NOMIS Project 2019

— 2024

Children’s mental health is an area where new approaches to evaluating clinical practice are urgently needed. Worldwide 10 to 20% of children suffer from some form of mental disorder, which often have more harmful effects on children’s future education and employment prospects than common physical health problems. Hence, identifying the most effective treatments is critical. But there are an overwhelming number of treatments and psychotropic medications on the market that are not well tested in children, or that are not tested in children at all.

The research project, Harnessing Big Data to Improve Children’s Mental Health Treatment, is investigating whether administrative big data can be used to identify those therapies that are most promising for children with diagnoses of mental disorders, as well as those therapies that pose the highest risk of harm. Using big data generated by the health care systems of various countries, the project aims to better understand children’s mental health and ultimately to improve the diagnosis, treatment and prognosis of children with mental health conditions.


NOMIS Researcher(s)

Henry Putnam Professor of Economics and Public Affairs
Princeton University

Project News

In a Princeton University news-focused series featuring faculty who present their views on current events, NOMIS Awardee Janet Currie shared her insights into how the global pandemic has impacted mothers […]


Project Insights

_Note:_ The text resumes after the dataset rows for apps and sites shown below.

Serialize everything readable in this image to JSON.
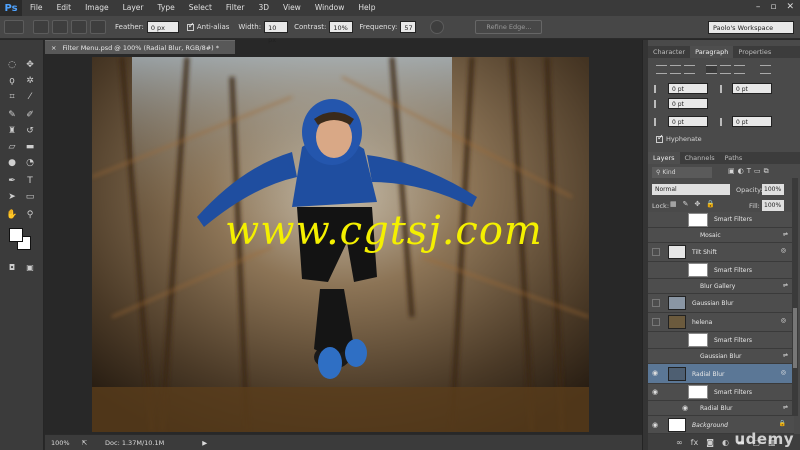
{
  "menu": {
    "app_logo": "Ps",
    "items": [
      "File",
      "Edit",
      "Image",
      "Layer",
      "Type",
      "Select",
      "Filter",
      "3D",
      "View",
      "Window",
      "Help"
    ]
  },
  "options": {
    "feather_label": "Feather:",
    "feather_value": "0 px",
    "antialias_label": "Anti-alias",
    "width_label": "Width:",
    "width_value": "10 px",
    "contrast_label": "Contrast:",
    "contrast_value": "10%",
    "frequency_label": "Frequency:",
    "frequency_value": "57",
    "refine_label": "Refine Edge...",
    "workspace": "Paolo's Workspace"
  },
  "document": {
    "tab_title": "Filter Menu.psd @ 100% (Radial Blur, RGB/8#) *",
    "tab_close": "×",
    "zoom": "100%",
    "doc_size": "Doc: 1.37M/10.1M",
    "watermark": "www.cgtsj.com"
  },
  "panels": {
    "top_tabs": [
      "Character",
      "Paragraph",
      "Properties"
    ],
    "active_top_tab": "Paragraph",
    "para_values": [
      "0 pt",
      "0 pt",
      "0 pt",
      "0 pt",
      "0 pt"
    ],
    "hyphenate_label": "Hyphenate",
    "layer_tabs": [
      "Layers",
      "Channels",
      "Paths"
    ],
    "kind_label": "Kind",
    "blend_mode": "Normal",
    "opacity_label": "Opacity:",
    "opacity_value": "100%",
    "lock_label": "Lock:",
    "fill_label": "Fill:",
    "fill_value": "100%"
  },
  "layers": [
    {
      "name": "Smart Filters",
      "type": "smart"
    },
    {
      "name": "Mosaic",
      "type": "filter"
    },
    {
      "name": "Tilt Shift",
      "type": "layer"
    },
    {
      "name": "Smart Filters",
      "type": "smart"
    },
    {
      "name": "Blur Gallery",
      "type": "filter"
    },
    {
      "name": "Gaussian Blur",
      "type": "layer"
    },
    {
      "name": "helena",
      "type": "layer"
    },
    {
      "name": "Smart Filters",
      "type": "smart"
    },
    {
      "name": "Gaussian Blur",
      "type": "filter"
    },
    {
      "name": "Radial Blur",
      "type": "layer-selected"
    },
    {
      "name": "Smart Filters",
      "type": "smart"
    },
    {
      "name": "Radial Blur",
      "type": "filter"
    },
    {
      "name": "Background",
      "type": "background"
    }
  ],
  "footer_icons": [
    "link-icon",
    "fx-icon",
    "mask-icon",
    "adjustment-icon",
    "folder-icon",
    "new-layer-icon",
    "trash-icon"
  ],
  "brand": "udemy",
  "colors": {
    "accent_selected": "#5b7796",
    "watermark": "#f4f000"
  }
}
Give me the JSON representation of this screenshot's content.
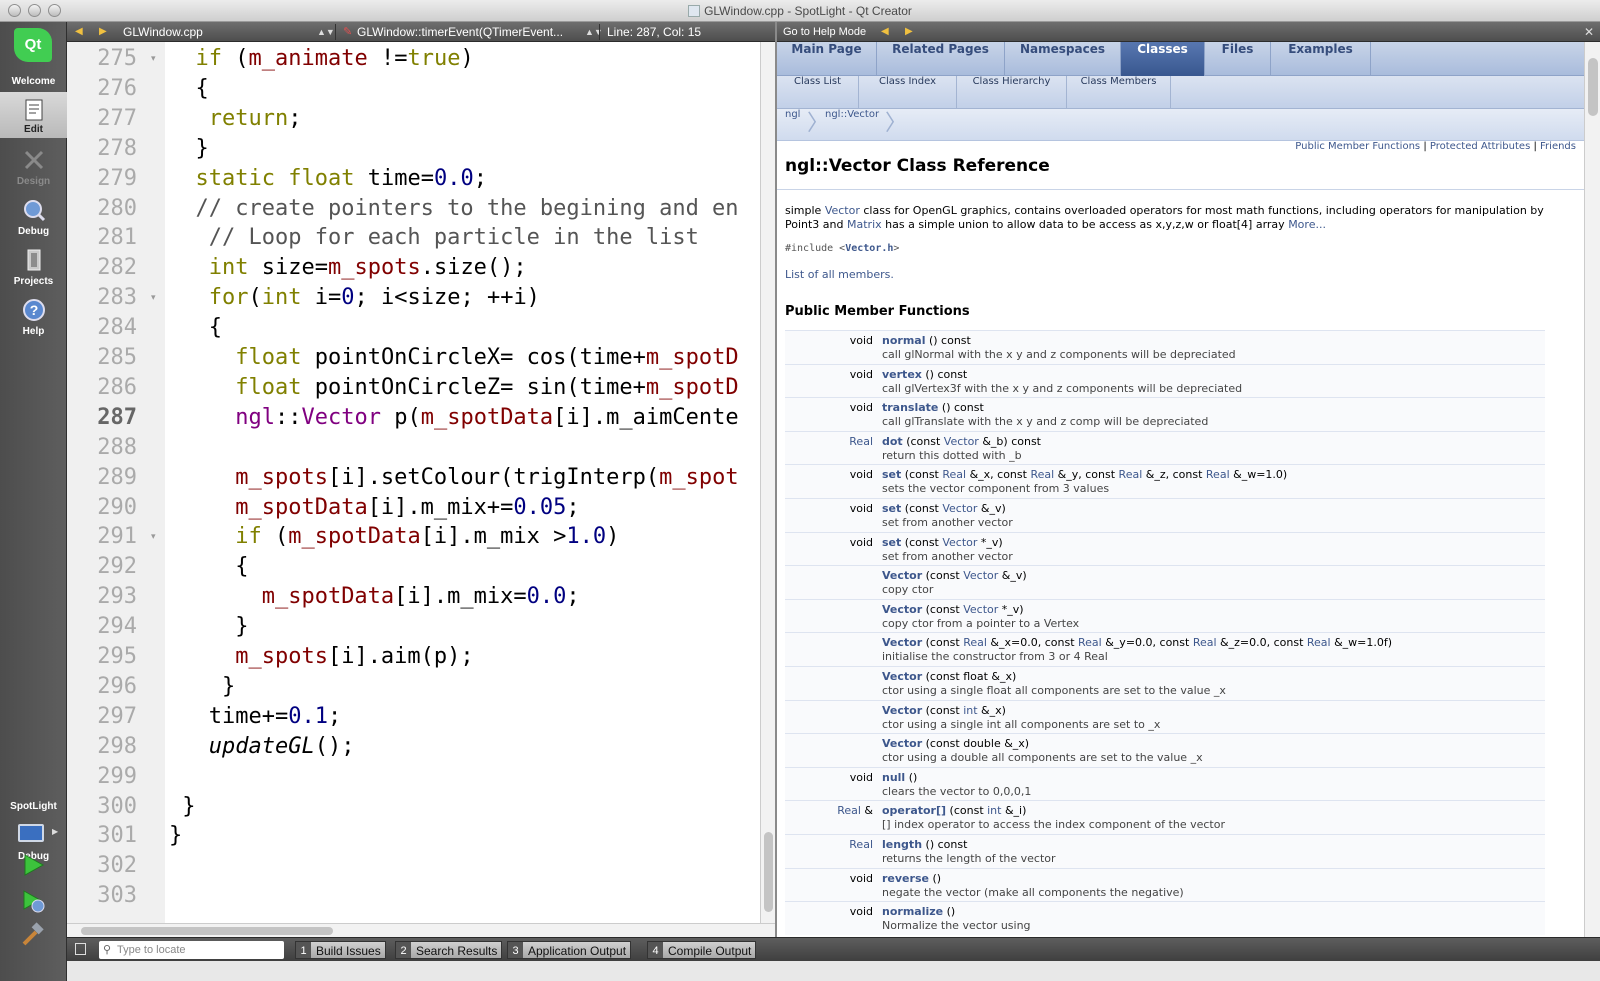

Child health is increasingly understood to be a critical form of human capital, but only recently have we begun to understand how valuable it is and how its development could […]